By Anthony Olivieri
Last Thursday, Tyler Zeller was taken with the 17th overall pick in the 2012 NBA Draft. Cody Zeller no doubt hopes he doesn’t follow in his brother’s footsteps.
It’s not that Cody, a rising sophomore center at Indiana, doesn’t want to be drafted just like Tyler, who entered the draft out of North Carolina. He just hopes that he’s not selected in a similar slot at next year’s event.
You see, Cody Zeller is the prospective top overall pick in the 2013 NBA Draft, which, by the way, is 359 days away. That’s just enough time for Cody to see his stock drop.
Red flags, anyone?
Calm down, Indiana fans and Zeller supporters. I’m not suggesting young Zeller has a future in the infirmary or attempting to drum up some sort of negative momentum that will follow the Hoosiers’ big man.
Consider Jared Sullinger and Perry Jones, who were thought to be consensus selections in the top half of the lottery in countless mock drafts – mostly during and after their freshman seasons at Ohio State and Baylor, respectively, in 2010-11. Both decided to come back to campus for Round 2.
Sullinger was considered a back-to-the-basket big man with a polished post game who could get his shot whenever he wanted. In some old mocks, the Buckeyes’ forward was considered a possibility for the top overall pick in the ’11 draft.
But he dropped to No. 21 overall in the actual 2012 event, where the Boston Celtics – fresh out of the Eastern Conference finals – nabbed a player that could have been a consolation prize to Anthony Davis, at least in the minds of some a year earlier.
As for Jones, he slid to No. 28 overall where the Oklahoma City Thunder grabbed him with just two picks remaining in the first round after their selection. Jones nearly went from lottery prize to second-round demise – a player who would have been without a guaranteed contract.

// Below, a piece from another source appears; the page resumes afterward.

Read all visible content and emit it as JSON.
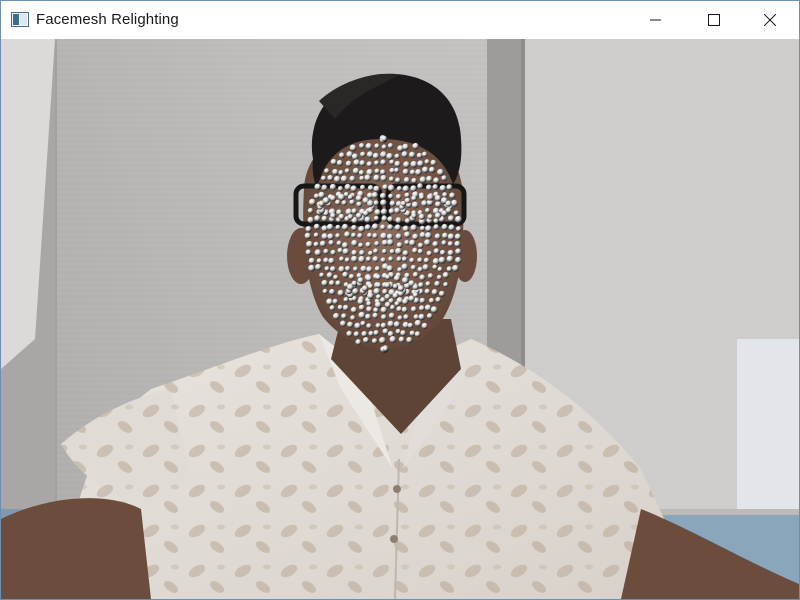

So what went on with the pair?
First, it’s the effect of lofty expectations. Both Sullinger and Jones put up almost exactly the same statistics in their two seasons in college. But those who evaluate big-time college prospects see consistency as deficiency. A player’s stock – at least that of one who is expected to be taken in the Top 5 – will take a hit if he doesn’t drastically improve from one year to the next.
Sullinger developed an injury red flag that sent many NBA general managers running for the hills. According to reports, there were several doctors who consulted NBA teams to pass on Sullinger because of a balky back that they feared could affect him on the court.
Jones, for his part, fell in the draft because of what could be a long-term knee problem, according to a report from ESPN.com’s Chad Ford. I don’t know the extent of either ailment, or if they’re serious enough to impact the players on the court, just that it no doubt affected them at the draft.
I am not suggesting a hidden injury to Zeller will be uncovered. But the Indiana big man must be a little nervous that another year in college will give evaluators enough time to pick his game apart.
Let’s face it, both Sullinger and Jones – before reports of possible career-slowing injuries – were being criticized. There were questions about Sullinger’s athleticism that grew louder during a midseason slump, and Jones had been given the draft death null: A questionable motor.
As for Zeller, he has returned to Bloomington to play a second season for the Hoosiers, who are the preseason top team in the country, according to early prognostications.
But team success won’t necessarily prop up Zeller; Sullinger’s Buckeyes made the Final Four on the back of his combined 42 points and 18 rebounds in the Sweet 16 and Elite Eight. Jones’ Baylor Bears went on to the Elite Eight in one of the finest seasons in school history.
Both ended up in the back end of the first round. Perception will become reality next June.
So there’s chance that Cody Zeller, the skilled 6-foot-11 center who averaged 15.5 points and 6.4 rebounds as a true freshman, will be the most talented of the Zeller brothers, a group that also includes Luke – an ex-Notre Dame forward-center.
But there’s also the possibility that the youngest Zeller gets judged on the high bar that he has set for himself, which allows any possible stumble or imperfection to be magnified by scouts that start questioning if he is a great athlete or prod his body for any deficiencies.
It happened to former USC golden boy Matt Leinart, a QB taken with the 10th overall selection in the 2006 NFL Draft after he likely would have been the top pick a year earlier. Leinart, according to many reports, just wanted one more year to be the big man on the campus at USC.
While his circumstances are different, Cody Zeller’s recent comments to WDRB.com reveal that his decision to return to IU came from a similar place as from where Leinart’s reportedly had.
“My final decision was that I wasn’t ready to grow up yet,” Zeller said, according to the report. “Everyone tells me that college will be the best years of my life.
“I’m not ready to pay bills, buy a house, start paying rent and everything else. There was no reason for me to leave. We’re going to have high goals this year. We’ll see what happens.”
The fact Zeller admits that and didn’t just chase NBA millions is great. I just hope it doesn’t cost him in the future.
Anthony Olivieri is the managing editor of LostLettermen.com. His column appears each week.